- Input for this task:

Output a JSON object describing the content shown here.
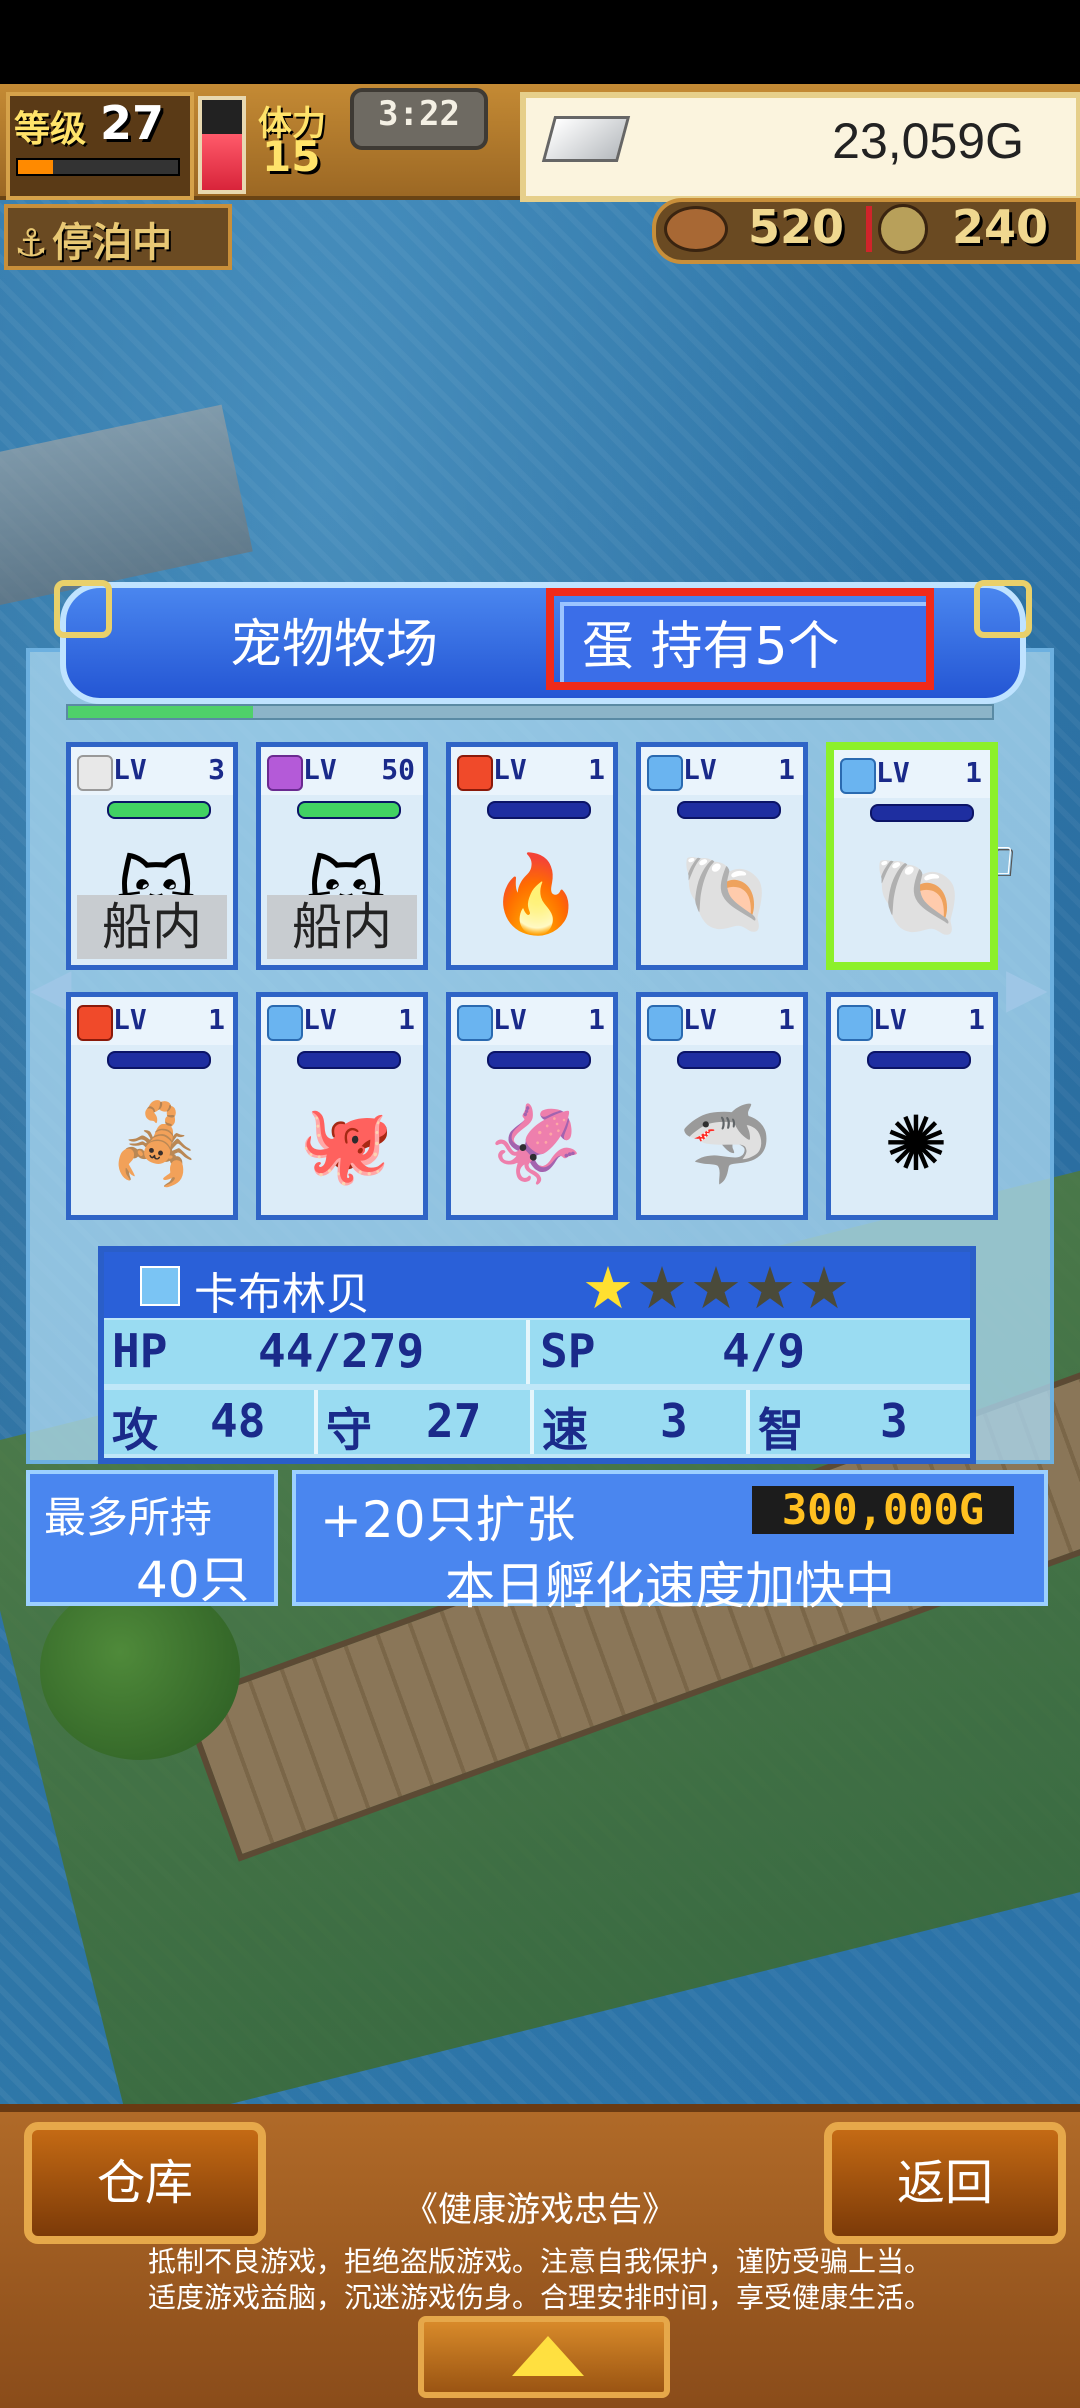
{
  "hud": {
    "level_label": "等级",
    "level_value": "27",
    "stamina_label": "体力",
    "stamina_value": "15",
    "timer": "3:22",
    "gold": "23,059G",
    "status": "停泊中",
    "res1": "520",
    "res2": "240"
  },
  "panel": {
    "title": "宠物牧场",
    "eggs": "蛋 持有5个",
    "progress_fraction": 0.2
  },
  "pets": [
    {
      "element": "white",
      "lv_label": "LV",
      "level": "3",
      "icon": "cat-icon",
      "glyph": "🐱",
      "place": "船内",
      "hp_green": true
    },
    {
      "element": "purple",
      "lv_label": "LV",
      "level": "50",
      "icon": "cat-icon",
      "glyph": "🐱",
      "place": "船内",
      "hp_green": true
    },
    {
      "element": "fire",
      "lv_label": "LV",
      "level": "1",
      "icon": "flame-monster-icon",
      "glyph": "🔥"
    },
    {
      "element": "water",
      "lv_label": "LV",
      "level": "1",
      "icon": "hermit-crab-icon",
      "glyph": "🐚"
    },
    {
      "element": "water",
      "lv_label": "LV",
      "level": "1",
      "icon": "cone-shell-icon",
      "glyph": "🐚",
      "selected": true
    },
    {
      "element": "fire",
      "lv_label": "LV",
      "level": "1",
      "icon": "scorpion-icon",
      "glyph": "🦂"
    },
    {
      "element": "water",
      "lv_label": "LV",
      "level": "1",
      "icon": "octopus-icon",
      "glyph": "🐙"
    },
    {
      "element": "water",
      "lv_label": "LV",
      "level": "1",
      "icon": "squid-icon",
      "glyph": "🦑"
    },
    {
      "element": "water",
      "lv_label": "LV",
      "level": "1",
      "icon": "shark-icon",
      "glyph": "🦈"
    },
    {
      "element": "water",
      "lv_label": "LV",
      "level": "1",
      "icon": "urchin-icon",
      "glyph": "✺"
    }
  ],
  "detail": {
    "name": "卡布林贝",
    "stars_filled": 1,
    "stars_total": 5,
    "hp_label": "HP",
    "hp": "44/279",
    "sp_label": "SP",
    "sp": "4/9",
    "atk_label": "攻",
    "atk": "48",
    "def_label": "守",
    "def": "27",
    "spd_label": "速",
    "spd": "3",
    "int_label": "智",
    "int": "3"
  },
  "capacity": {
    "label": "最多所持",
    "value": "40只",
    "expand": "+20只扩张",
    "price": "300,000G",
    "hatch_note": "本日孵化速度加快中"
  },
  "bottom": {
    "warehouse": "仓库",
    "back": "返回",
    "notice_title": "《健康游戏忠告》",
    "notice_line1": "抵制不良游戏，拒绝盗版游戏。注意自我保护，谨防受骗上当。",
    "notice_line2": "适度游戏益脑，沉迷游戏伤身。合理安排时间，享受健康生活。"
  }
}
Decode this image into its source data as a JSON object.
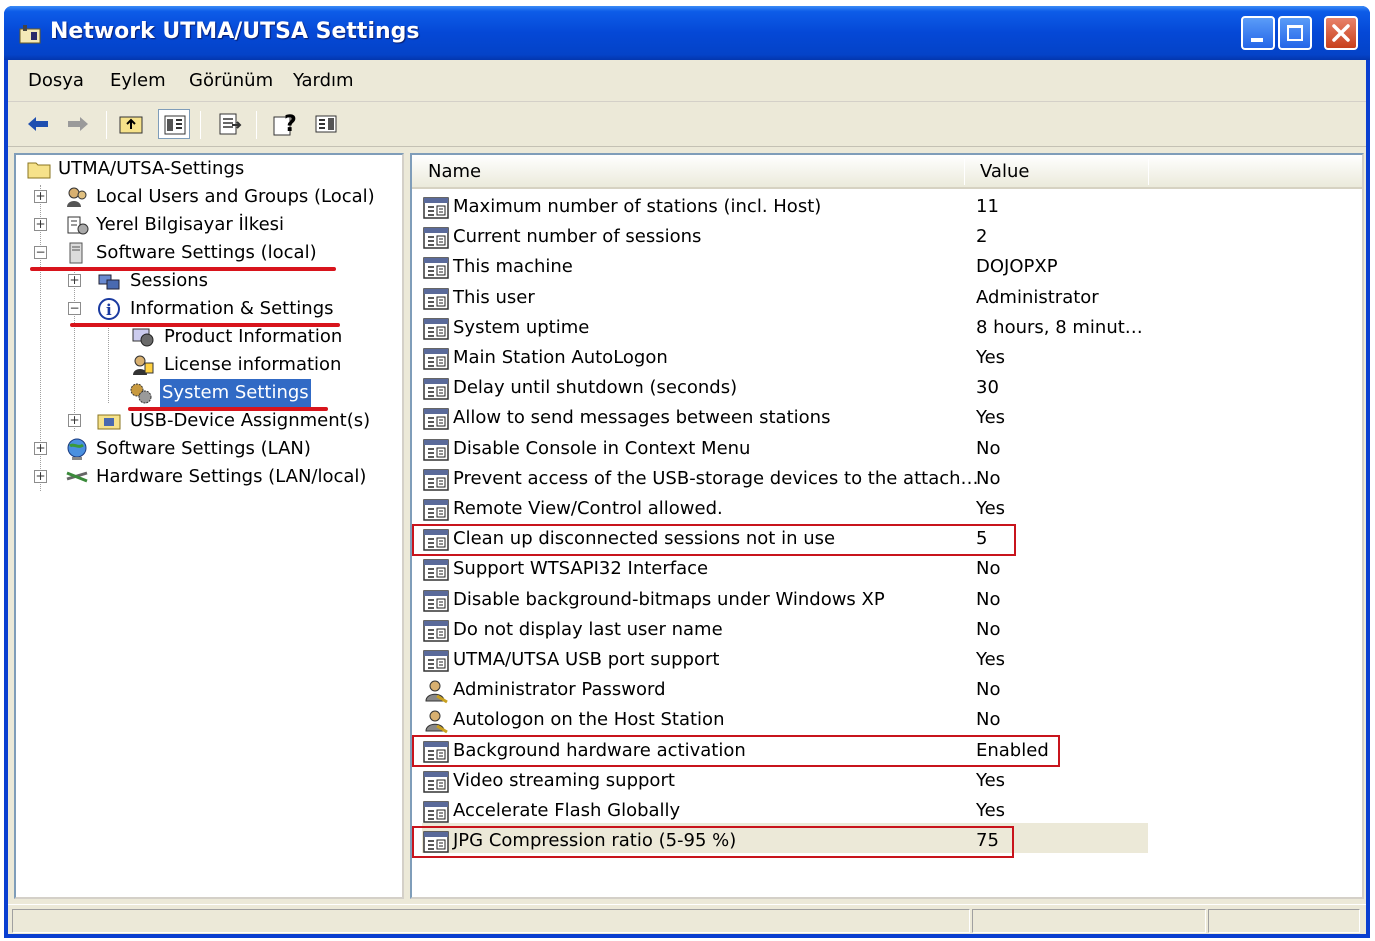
{
  "window": {
    "title": "Network UTMA/UTSA Settings",
    "title_color": "#ffffff",
    "titlebar_color": "#0548d6"
  },
  "menu": {
    "items": [
      "Dosya",
      "Eylem",
      "Görünüm",
      "Yardım"
    ]
  },
  "toolbar": {
    "buttons": [
      "back-arrow-icon",
      "forward-arrow-icon",
      "up-folder-icon",
      "show-tree-icon",
      "export-list-icon",
      "help-icon",
      "action-pane-icon"
    ]
  },
  "tree": {
    "root": "UTMA/UTSA-Settings",
    "items": [
      {
        "label": "Local Users and Groups (Local)",
        "expander": "+"
      },
      {
        "label": "Yerel Bilgisayar İlkesi",
        "expander": "+"
      },
      {
        "label": "Software Settings (local)",
        "expander": "−"
      },
      {
        "label": "Sessions",
        "expander": "+"
      },
      {
        "label": "Information & Settings",
        "expander": "−"
      },
      {
        "label": "Product Information",
        "expander": ""
      },
      {
        "label": "License information",
        "expander": ""
      },
      {
        "label": "System Settings",
        "expander": ""
      },
      {
        "label": "USB-Device Assignment(s)",
        "expander": "+"
      },
      {
        "label": "Software Settings (LAN)",
        "expander": "+"
      },
      {
        "label": "Hardware Settings (LAN/local)",
        "expander": "+"
      }
    ],
    "selected": "System Settings",
    "selected_color": "#316ac5"
  },
  "list": {
    "columns": [
      "Name",
      "Value"
    ],
    "rows": [
      {
        "name": "Maximum number of stations (incl. Host)",
        "value": "11",
        "icon": "setting-icon"
      },
      {
        "name": "Current number of sessions",
        "value": "2",
        "icon": "setting-icon"
      },
      {
        "name": "This machine",
        "value": "DOJOPXP",
        "icon": "setting-icon"
      },
      {
        "name": "This user",
        "value": "Administrator",
        "icon": "setting-icon"
      },
      {
        "name": "System uptime",
        "value": "8 hours, 8 minut…",
        "icon": "setting-icon"
      },
      {
        "name": "Main Station AutoLogon",
        "value": "Yes",
        "icon": "setting-icon"
      },
      {
        "name": "Delay until shutdown (seconds)",
        "value": "30",
        "icon": "setting-icon"
      },
      {
        "name": "Allow to send messages between stations",
        "value": "Yes",
        "icon": "setting-icon"
      },
      {
        "name": "Disable Console in Context Menu",
        "value": "No",
        "icon": "setting-icon"
      },
      {
        "name": "Prevent access of the USB-storage devices to the attach…",
        "value": "No",
        "icon": "setting-icon"
      },
      {
        "name": "Remote View/Control allowed.",
        "value": "Yes",
        "icon": "setting-icon"
      },
      {
        "name": "Clean up disconnected sessions not in use",
        "value": "5",
        "icon": "setting-icon"
      },
      {
        "name": "Support WTSAPI32  Interface",
        "value": "No",
        "icon": "setting-icon"
      },
      {
        "name": "Disable background-bitmaps under Windows XP",
        "value": "No",
        "icon": "setting-icon"
      },
      {
        "name": "Do not display last user name",
        "value": "No",
        "icon": "setting-icon"
      },
      {
        "name": "UTMA/UTSA USB port support",
        "value": "Yes",
        "icon": "setting-icon"
      },
      {
        "name": "Administrator Password",
        "value": "No",
        "icon": "user-key-icon"
      },
      {
        "name": "Autologon on the Host Station",
        "value": "No",
        "icon": "user-key-icon"
      },
      {
        "name": "Background hardware activation",
        "value": "Enabled",
        "icon": "setting-icon"
      },
      {
        "name": "Video streaming support",
        "value": "Yes",
        "icon": "setting-icon"
      },
      {
        "name": "Accelerate Flash Globally",
        "value": "Yes",
        "icon": "setting-icon"
      },
      {
        "name": "JPG Compression ratio (5-95 %)",
        "value": "75",
        "icon": "setting-icon"
      }
    ],
    "highlighted_rows": [
      "Clean up disconnected sessions not in use",
      "Background hardware activation",
      "JPG Compression ratio (5-95 %)"
    ],
    "highlight_color": "#c8141c"
  },
  "annotation_color": "#d8141c"
}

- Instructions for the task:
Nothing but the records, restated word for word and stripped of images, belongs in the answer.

- Problem solution:
Output a JSON object describing the content shown here.
{
  "hud": {
    "level_label": "等级",
    "level_value": "27",
    "stamina_label": "体力",
    "stamina_value": "15",
    "timer": "3:22",
    "gold": "23,059G",
    "status": "停泊中",
    "res1": "520",
    "res2": "240"
  },
  "panel": {
    "title": "宠物牧场",
    "eggs": "蛋 持有5个",
    "progress_fraction": 0.2
  },
  "pets": [
    {
      "element": "white",
      "lv_label": "LV",
      "level": "3",
      "icon": "cat-icon",
      "glyph": "🐱",
      "place": "船内",
      "hp_green": true
    },
    {
      "element": "purple",
      "lv_label": "LV",
      "level": "50",
      "icon": "cat-icon",
      "glyph": "🐱",
      "place": "船内",
      "hp_green": true
    },
    {
      "element": "fire",
      "lv_label": "LV",
      "level": "1",
      "icon": "flame-monster-icon",
      "glyph": "🔥"
    },
    {
      "element": "water",
      "lv_label": "LV",
      "level": "1",
      "icon": "hermit-crab-icon",
      "glyph": "🐚"
    },
    {
      "element": "water",
      "lv_label": "LV",
      "level": "1",
      "icon": "cone-shell-icon",
      "glyph": "🐚",
      "selected": true
    },
    {
      "element": "fire",
      "lv_label": "LV",
      "level": "1",
      "icon": "scorpion-icon",
      "glyph": "🦂"
    },
    {
      "element": "water",
      "lv_label": "LV",
      "level": "1",
      "icon": "octopus-icon",
      "glyph": "🐙"
    },
    {
      "element": "water",
      "lv_label": "LV",
      "level": "1",
      "icon": "squid-icon",
      "glyph": "🦑"
    },
    {
      "element": "water",
      "lv_label": "LV",
      "level": "1",
      "icon": "shark-icon",
      "glyph": "🦈"
    },
    {
      "element": "water",
      "lv_label": "LV",
      "level": "1",
      "icon": "urchin-icon",
      "glyph": "✺"
    }
  ],
  "detail": {
    "name": "卡布林贝",
    "stars_filled": 1,
    "stars_total": 5,
    "hp_label": "HP",
    "hp": "44/279",
    "sp_label": "SP",
    "sp": "4/9",
    "atk_label": "攻",
    "atk": "48",
    "def_label": "守",
    "def": "27",
    "spd_label": "速",
    "spd": "3",
    "int_label": "智",
    "int": "3"
  },
  "capacity": {
    "label": "最多所持",
    "value": "40只",
    "expand": "+20只扩张",
    "price": "300,000G",
    "hatch_note": "本日孵化速度加快中"
  },
  "bottom": {
    "warehouse": "仓库",
    "back": "返回",
    "notice_title": "《健康游戏忠告》",
    "notice_line1": "抵制不良游戏，拒绝盗版游戏。注意自我保护，谨防受骗上当。",
    "notice_line2": "适度游戏益脑，沉迷游戏伤身。合理安排时间，享受健康生活。"
  }
}
Decode this image into its source data as a JSON object.
{
  "window": {
    "title": "Network UTMA/UTSA Settings",
    "title_color": "#ffffff",
    "titlebar_color": "#0548d6"
  },
  "menu": {
    "items": [
      "Dosya",
      "Eylem",
      "Görünüm",
      "Yardım"
    ]
  },
  "toolbar": {
    "buttons": [
      "back-arrow-icon",
      "forward-arrow-icon",
      "up-folder-icon",
      "show-tree-icon",
      "export-list-icon",
      "help-icon",
      "action-pane-icon"
    ]
  },
  "tree": {
    "root": "UTMA/UTSA-Settings",
    "items": [
      {
        "label": "Local Users and Groups (Local)",
        "expander": "+"
      },
      {
        "label": "Yerel Bilgisayar İlkesi",
        "expander": "+"
      },
      {
        "label": "Software Settings (local)",
        "expander": "−"
      },
      {
        "label": "Sessions",
        "expander": "+"
      },
      {
        "label": "Information & Settings",
        "expander": "−"
      },
      {
        "label": "Product Information",
        "expander": ""
      },
      {
        "label": "License information",
        "expander": ""
      },
      {
        "label": "System Settings",
        "expander": ""
      },
      {
        "label": "USB-Device Assignment(s)",
        "expander": "+"
      },
      {
        "label": "Software Settings (LAN)",
        "expander": "+"
      },
      {
        "label": "Hardware Settings (LAN/local)",
        "expander": "+"
      }
    ],
    "selected": "System Settings",
    "selected_color": "#316ac5"
  },
  "list": {
    "columns": [
      "Name",
      "Value"
    ],
    "rows": [
      {
        "name": "Maximum number of stations (incl. Host)",
        "value": "11",
        "icon": "setting-icon"
      },
      {
        "name": "Current number of sessions",
        "value": "2",
        "icon": "setting-icon"
      },
      {
        "name": "This machine",
        "value": "DOJOPXP",
        "icon": "setting-icon"
      },
      {
        "name": "This user",
        "value": "Administrator",
        "icon": "setting-icon"
      },
      {
        "name": "System uptime",
        "value": "8 hours, 8 minut…",
        "icon": "setting-icon"
      },
      {
        "name": "Main Station AutoLogon",
        "value": "Yes",
        "icon": "setting-icon"
      },
      {
        "name": "Delay until shutdown (seconds)",
        "value": "30",
        "icon": "setting-icon"
      },
      {
        "name": "Allow to send messages between stations",
        "value": "Yes",
        "icon": "setting-icon"
      },
      {
        "name": "Disable Console in Context Menu",
        "value": "No",
        "icon": "setting-icon"
      },
      {
        "name": "Prevent access of the USB-storage devices to the attach…",
        "value": "No",
        "icon": "setting-icon"
      },
      {
        "name": "Remote View/Control allowed.",
        "value": "Yes",
        "icon": "setting-icon"
      },
      {
        "name": "Clean up disconnected sessions not in use",
        "value": "5",
        "icon": "setting-icon"
      },
      {
        "name": "Support WTSAPI32  Interface",
        "value": "No",
        "icon": "setting-icon"
      },
      {
        "name": "Disable background-bitmaps under Windows XP",
        "value": "No",
        "icon": "setting-icon"
      },
      {
        "name": "Do not display last user name",
        "value": "No",
        "icon": "setting-icon"
      },
      {
        "name": "UTMA/UTSA USB port support",
        "value": "Yes",
        "icon": "setting-icon"
      },
      {
        "name": "Administrator Password",
        "value": "No",
        "icon": "user-key-icon"
      },
      {
        "name": "Autologon on the Host Station",
        "value": "No",
        "icon": "user-key-icon"
      },
      {
        "name": "Background hardware activation",
        "value": "Enabled",
        "icon": "setting-icon"
      },
      {
        "name": "Video streaming support",
        "value": "Yes",
        "icon": "setting-icon"
      },
      {
        "name": "Accelerate Flash Globally",
        "value": "Yes",
        "icon": "setting-icon"
      },
      {
        "name": "JPG Compression ratio (5-95 %)",
        "value": "75",
        "icon": "setting-icon"
      }
    ],
    "highlighted_rows": [
      "Clean up disconnected sessions not in use",
      "Background hardware activation",
      "JPG Compression ratio (5-95 %)"
    ],
    "highlight_color": "#c8141c"
  },
  "annotation_color": "#d8141c"
}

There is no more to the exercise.